- [What is being asked] The records below need to be copied in full. Match them exactly.

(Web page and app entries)
============

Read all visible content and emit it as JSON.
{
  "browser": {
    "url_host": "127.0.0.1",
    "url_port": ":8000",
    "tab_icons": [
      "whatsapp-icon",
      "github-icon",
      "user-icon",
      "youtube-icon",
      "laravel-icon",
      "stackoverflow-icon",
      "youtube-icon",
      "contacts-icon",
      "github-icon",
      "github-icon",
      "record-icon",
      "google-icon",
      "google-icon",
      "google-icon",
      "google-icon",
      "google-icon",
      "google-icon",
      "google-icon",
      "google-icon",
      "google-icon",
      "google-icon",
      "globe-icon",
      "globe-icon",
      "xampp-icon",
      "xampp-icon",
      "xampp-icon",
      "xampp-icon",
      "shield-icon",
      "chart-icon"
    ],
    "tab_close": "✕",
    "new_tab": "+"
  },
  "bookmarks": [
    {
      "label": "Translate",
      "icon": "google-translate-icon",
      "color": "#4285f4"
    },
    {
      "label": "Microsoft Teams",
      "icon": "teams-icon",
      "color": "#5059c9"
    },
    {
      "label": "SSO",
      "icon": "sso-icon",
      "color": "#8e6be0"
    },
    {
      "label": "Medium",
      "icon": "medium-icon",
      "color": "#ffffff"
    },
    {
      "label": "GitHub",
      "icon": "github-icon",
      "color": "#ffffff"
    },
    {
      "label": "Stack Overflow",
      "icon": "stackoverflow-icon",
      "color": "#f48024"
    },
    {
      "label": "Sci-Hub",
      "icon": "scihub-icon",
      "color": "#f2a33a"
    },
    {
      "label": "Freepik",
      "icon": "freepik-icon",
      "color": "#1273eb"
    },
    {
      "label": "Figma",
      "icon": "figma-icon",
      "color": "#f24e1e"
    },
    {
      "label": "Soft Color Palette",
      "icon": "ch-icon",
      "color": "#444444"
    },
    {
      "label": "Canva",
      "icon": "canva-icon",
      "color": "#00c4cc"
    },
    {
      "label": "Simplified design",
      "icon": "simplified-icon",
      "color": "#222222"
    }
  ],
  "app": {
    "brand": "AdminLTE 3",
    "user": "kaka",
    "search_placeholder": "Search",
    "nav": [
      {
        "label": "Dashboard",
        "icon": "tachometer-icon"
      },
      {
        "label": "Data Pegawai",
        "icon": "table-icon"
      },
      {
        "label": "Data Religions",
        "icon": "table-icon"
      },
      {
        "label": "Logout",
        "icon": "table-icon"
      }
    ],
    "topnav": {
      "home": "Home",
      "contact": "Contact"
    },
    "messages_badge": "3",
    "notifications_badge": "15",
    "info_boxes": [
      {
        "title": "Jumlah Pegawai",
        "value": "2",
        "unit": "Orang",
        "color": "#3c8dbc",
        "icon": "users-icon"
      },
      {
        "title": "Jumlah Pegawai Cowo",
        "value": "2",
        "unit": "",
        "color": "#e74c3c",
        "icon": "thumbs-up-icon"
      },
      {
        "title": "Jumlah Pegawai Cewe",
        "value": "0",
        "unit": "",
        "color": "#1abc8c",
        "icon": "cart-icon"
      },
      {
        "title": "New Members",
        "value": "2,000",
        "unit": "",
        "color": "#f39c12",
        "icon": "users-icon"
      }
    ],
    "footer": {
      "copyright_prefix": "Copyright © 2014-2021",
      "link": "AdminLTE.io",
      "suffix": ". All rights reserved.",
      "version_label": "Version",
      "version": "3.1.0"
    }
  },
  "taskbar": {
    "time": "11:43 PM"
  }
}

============

- [Solution for this exercise]
Read all visible content and emit it as JSON.
{
  "browser": {
    "url_host": "127.0.0.1",
    "url_port": ":8000",
    "tab_icons": [
      "whatsapp-icon",
      "github-icon",
      "user-icon",
      "youtube-icon",
      "laravel-icon",
      "stackoverflow-icon",
      "youtube-icon",
      "contacts-icon",
      "github-icon",
      "github-icon",
      "record-icon",
      "google-icon",
      "google-icon",
      "google-icon",
      "google-icon",
      "google-icon",
      "google-icon",
      "google-icon",
      "google-icon",
      "google-icon",
      "google-icon",
      "globe-icon",
      "globe-icon",
      "xampp-icon",
      "xampp-icon",
      "xampp-icon",
      "xampp-icon",
      "shield-icon",
      "chart-icon"
    ],
    "tab_close": "✕",
    "new_tab": "+"
  },
  "bookmarks": [
    {
      "label": "Translate",
      "icon": "google-translate-icon",
      "color": "#4285f4"
    },
    {
      "label": "Microsoft Teams",
      "icon": "teams-icon",
      "color": "#5059c9"
    },
    {
      "label": "SSO",
      "icon": "sso-icon",
      "color": "#8e6be0"
    },
    {
      "label": "Medium",
      "icon": "medium-icon",
      "color": "#ffffff"
    },
    {
      "label": "GitHub",
      "icon": "github-icon",
      "color": "#ffffff"
    },
    {
      "label": "Stack Overflow",
      "icon": "stackoverflow-icon",
      "color": "#f48024"
    },
    {
      "label": "Sci-Hub",
      "icon": "scihub-icon",
      "color": "#f2a33a"
    },
    {
      "label": "Freepik",
      "icon": "freepik-icon",
      "color": "#1273eb"
    },
    {
      "label": "Figma",
      "icon": "figma-icon",
      "color": "#f24e1e"
    },
    {
      "label": "Soft Color Palette",
      "icon": "ch-icon",
      "color": "#444444"
    },
    {
      "label": "Canva",
      "icon": "canva-icon",
      "color": "#00c4cc"
    },
    {
      "label": "Simplified design",
      "icon": "simplified-icon",
      "color": "#222222"
    }
  ],
  "app": {
    "brand": "AdminLTE 3",
    "user": "kaka",
    "search_placeholder": "Search",
    "nav": [
      {
        "label": "Dashboard",
        "icon": "tachometer-icon"
      },
      {
        "label": "Data Pegawai",
        "icon": "table-icon"
      },
      {
        "label": "Data Religions",
        "icon": "table-icon"
      },
      {
        "label": "Logout",
        "icon": "table-icon"
      }
    ],
    "topnav": {
      "home": "Home",
      "contact": "Contact"
    },
    "messages_badge": "3",
    "notifications_badge": "15",
    "info_boxes": [
      {
        "title": "Jumlah Pegawai",
        "value": "2",
        "unit": "Orang",
        "color": "#3c8dbc",
        "icon": "users-icon"
      },
      {
        "title": "Jumlah Pegawai Cowo",
        "value": "2",
        "unit": "",
        "color": "#e74c3c",
        "icon": "thumbs-up-icon"
      },
      {
        "title": "Jumlah Pegawai Cewe",
        "value": "0",
        "unit": "",
        "color": "#1abc8c",
        "icon": "cart-icon"
      },
      {
        "title": "New Members",
        "value": "2,000",
        "unit": "",
        "color": "#f39c12",
        "icon": "users-icon"
      }
    ],
    "footer": {
      "copyright_prefix": "Copyright © 2014-2021",
      "link": "AdminLTE.io",
      "suffix": ". All rights reserved.",
      "version_label": "Version",
      "version": "3.1.0"
    }
  },
  "taskbar": {
    "time": "11:43 PM"
  }
}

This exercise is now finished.